Venice is known as “La Serenissima”, which translates to “very serene” – but that nickname no longer fits.
The UNESCO report blames the Italian authorities for a “lack of strategic vision” to solve the problems faced by one of Italy’s most picturesque cities.
It is a blow for authorities, who are accused of failing to protect the historic city and surrounding lagoon.
But one of Venice’s former mayors has accused the international heritage agency of being “one of the most expensive and useless bodies on the face of the earth”.
Massimo Cacciari said UNESCO passes “judgement without knowledge” and “give opinions left and right, which we would do best to disregard”.
“They don’t give us any funding to make changes, all they do is criticise… As if Venice needed UNESCO to be a world heritage site! We need more action and fewer words.”
The inclusion of Venice in the danger list had already been proposed by UNESCO two years ago, but it was averted at the last minute due to some emergency measures adopted by the Italian government.
In particular, one of those measures was the decision to ban large ships – such as cruise ships – in the San Marco Canal, as well as the promise to launch an ambitious conservation plan for the city.
The ban on large ships is being enforced – even though UNESCO says it should be extended to other models of boats which are very polluting.
But the plan to save Venice was never implemented, and has remained a mirage.
According to Italian newspaper la Repubblica, UNESCO experts have written several letters to the Italian government asking for updates and a timetable. The answers they received were deemed insufficient.
The UNESCO report, seen by la Repubblica, says authorities dealing with the emergency in the city lack a strategy to address the threat of climate change.
A warming planet is having a damaging impact by causing sea levels to rise, so Venice – which is surrounded by water – is very vulnerable to flooding.

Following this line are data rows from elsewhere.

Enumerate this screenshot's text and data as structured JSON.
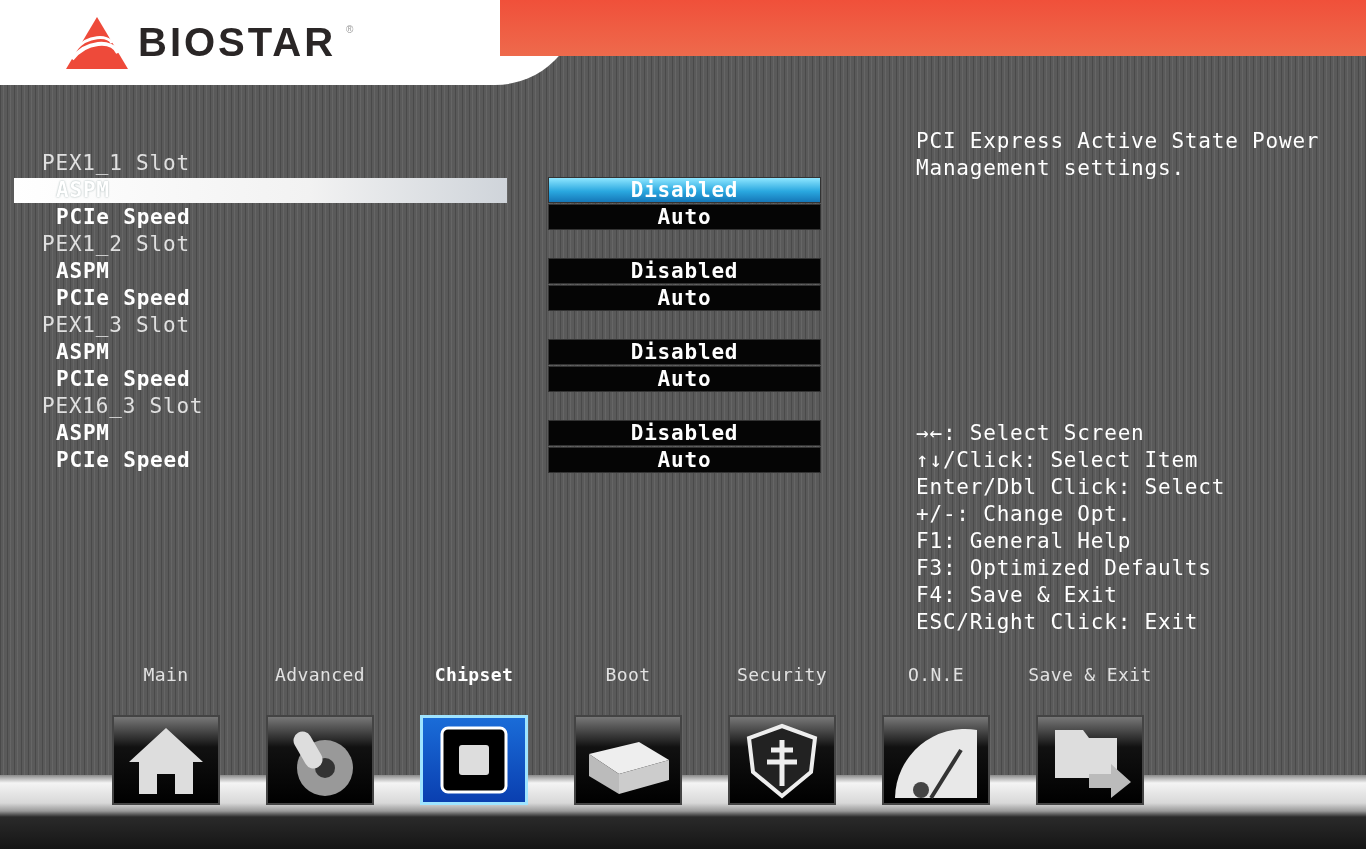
{
  "logo": {
    "text": "BIOSTAR",
    "mark": "®"
  },
  "settings": [
    {
      "label": "PEX1_1 Slot",
      "items": [
        {
          "label": "ASPM",
          "value": "Disabled",
          "selected": true
        },
        {
          "label": "PCIe Speed",
          "value": "Auto",
          "selected": false
        }
      ]
    },
    {
      "label": "PEX1_2 Slot",
      "items": [
        {
          "label": "ASPM",
          "value": "Disabled",
          "selected": false
        },
        {
          "label": "PCIe Speed",
          "value": "Auto",
          "selected": false
        }
      ]
    },
    {
      "label": "PEX1_3 Slot",
      "items": [
        {
          "label": "ASPM",
          "value": "Disabled",
          "selected": false
        },
        {
          "label": "PCIe Speed",
          "value": "Auto",
          "selected": false
        }
      ]
    },
    {
      "label": "PEX16_3 Slot",
      "items": [
        {
          "label": "ASPM",
          "value": "Disabled",
          "selected": false
        },
        {
          "label": "PCIe Speed",
          "value": "Auto",
          "selected": false
        }
      ]
    }
  ],
  "help_text": "PCI Express Active State Power Management settings.",
  "key_help": [
    "→←: Select Screen",
    "↑↓/Click: Select Item",
    "Enter/Dbl Click: Select",
    "+/-: Change Opt.",
    "F1: General Help",
    "F3: Optimized Defaults",
    "F4: Save & Exit",
    "ESC/Right Click: Exit"
  ],
  "tabs": [
    {
      "label": "Main",
      "selected": false
    },
    {
      "label": "Advanced",
      "selected": false
    },
    {
      "label": "Chipset",
      "selected": true
    },
    {
      "label": "Boot",
      "selected": false
    },
    {
      "label": "Security",
      "selected": false
    },
    {
      "label": "O.N.E",
      "selected": false
    },
    {
      "label": "Save & Exit",
      "selected": false
    }
  ]
}
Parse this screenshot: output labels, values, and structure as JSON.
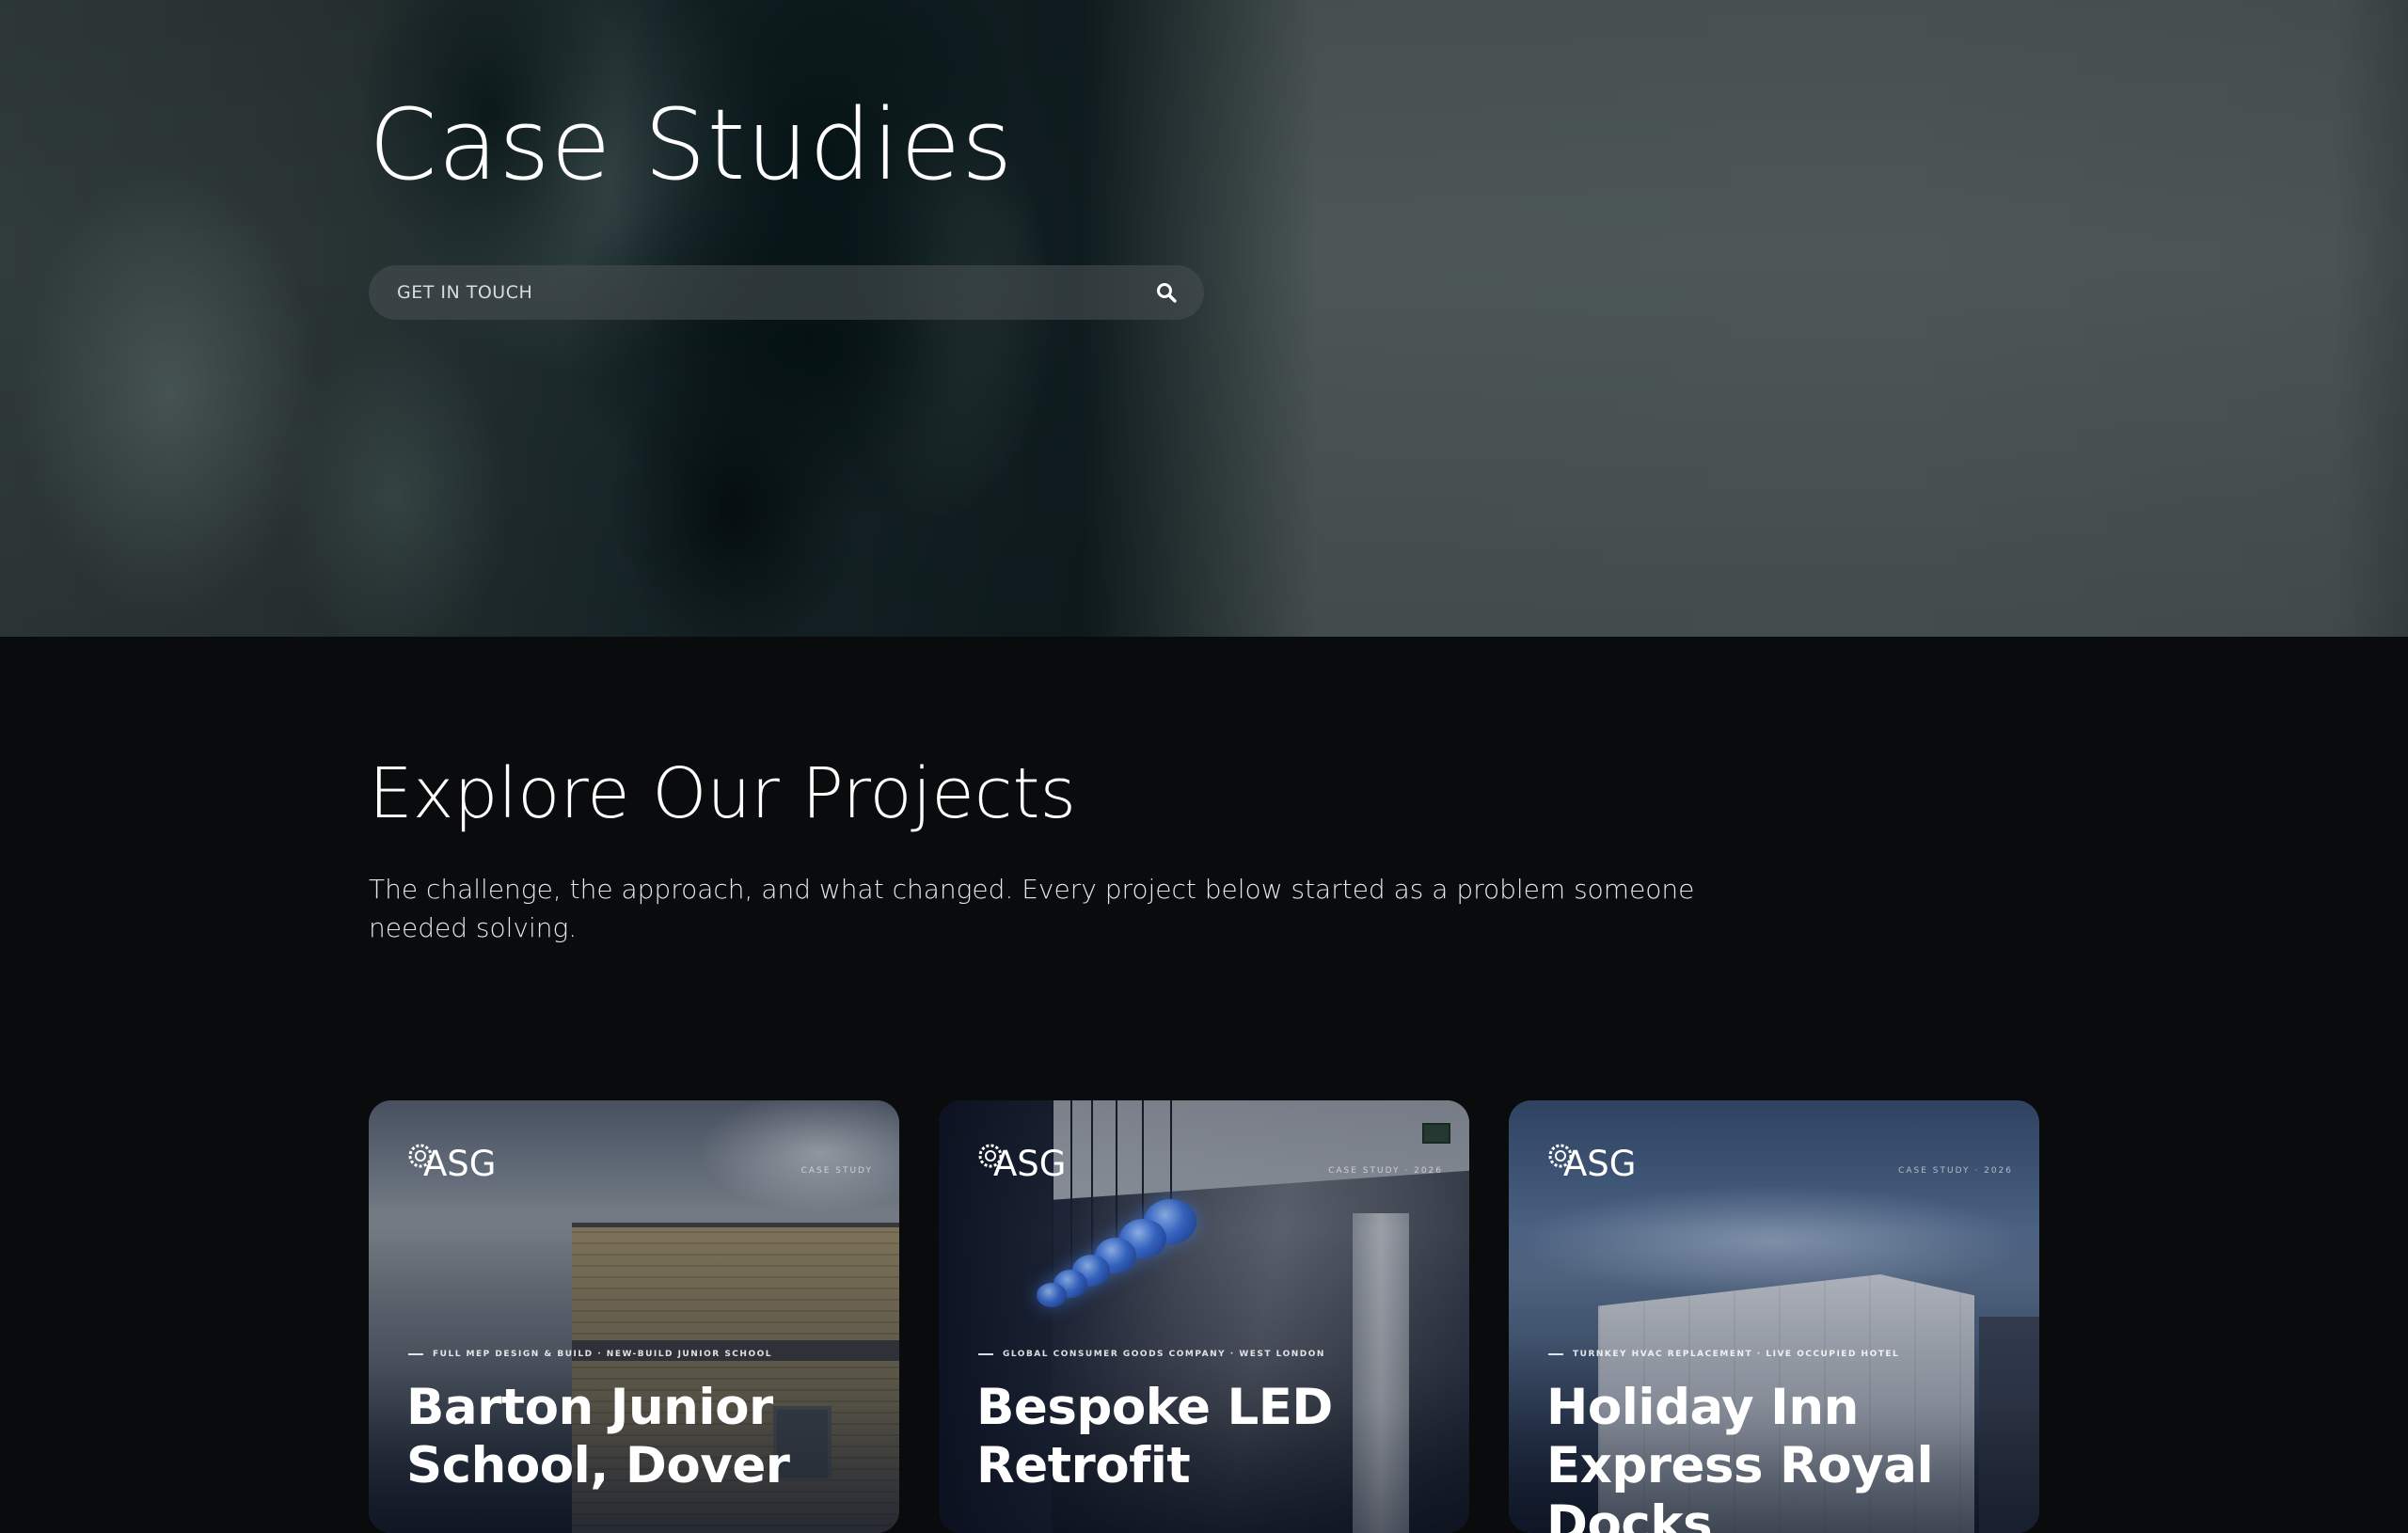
{
  "hero": {
    "title": "Case Studies",
    "search": {
      "placeholder": "GET IN TOUCH",
      "button_icon": "search-icon"
    }
  },
  "explore": {
    "title": "Explore Our Projects",
    "description": "The challenge, the approach, and what changed. Every project below started as a problem someone needed solving."
  },
  "cards": [
    {
      "logo": "ASG",
      "kicker": "CASE STUDY",
      "meta": "FULL MEP DESIGN & BUILD · NEW-BUILD JUNIOR SCHOOL",
      "title": "Barton Junior School, Dover"
    },
    {
      "logo": "ASG",
      "kicker": "CASE STUDY · 2026",
      "meta": "GLOBAL CONSUMER GOODS COMPANY · WEST LONDON",
      "title": "Bespoke LED Retrofit"
    },
    {
      "logo": "ASG",
      "kicker": "CASE STUDY · 2026",
      "meta": "TURNKEY HVAC REPLACEMENT · LIVE OCCUPIED HOTEL",
      "title": "Holiday Inn Express Royal Docks"
    }
  ],
  "colors": {
    "page_bg": "#0a0b0d",
    "text": "#ffffff",
    "search_bg": "#464e50"
  }
}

On top of this, about 28 million tourists visit Venice every year. This leads to more and more urban expansion projects, which in turn damages the city, according to Unesco.
Among other things, Unesco believes that high-rise buildings can “have a significant negative visual impact” on the city and they should be built far from the city centre.
Venice is considered an undisputed gem by Italians.
On top of being given a nickname for its serenity, it is in turn known as “the city of love”, “la domitante” (the dominant), and the “queen of the Adriatic”.
UNESCO lists 55 World Heritage sites globally as being “in danger”, with a further 204 that are actively being monitored by the agency due to the threats they face.
Australia’s Great Barrier Reef narrowly avoided making it on to this year’s list despite remaining under “serious threat” from climate change and water pollution.
Instead, UNESCO will review the Australian government’s reef conservation efforts again in 2024.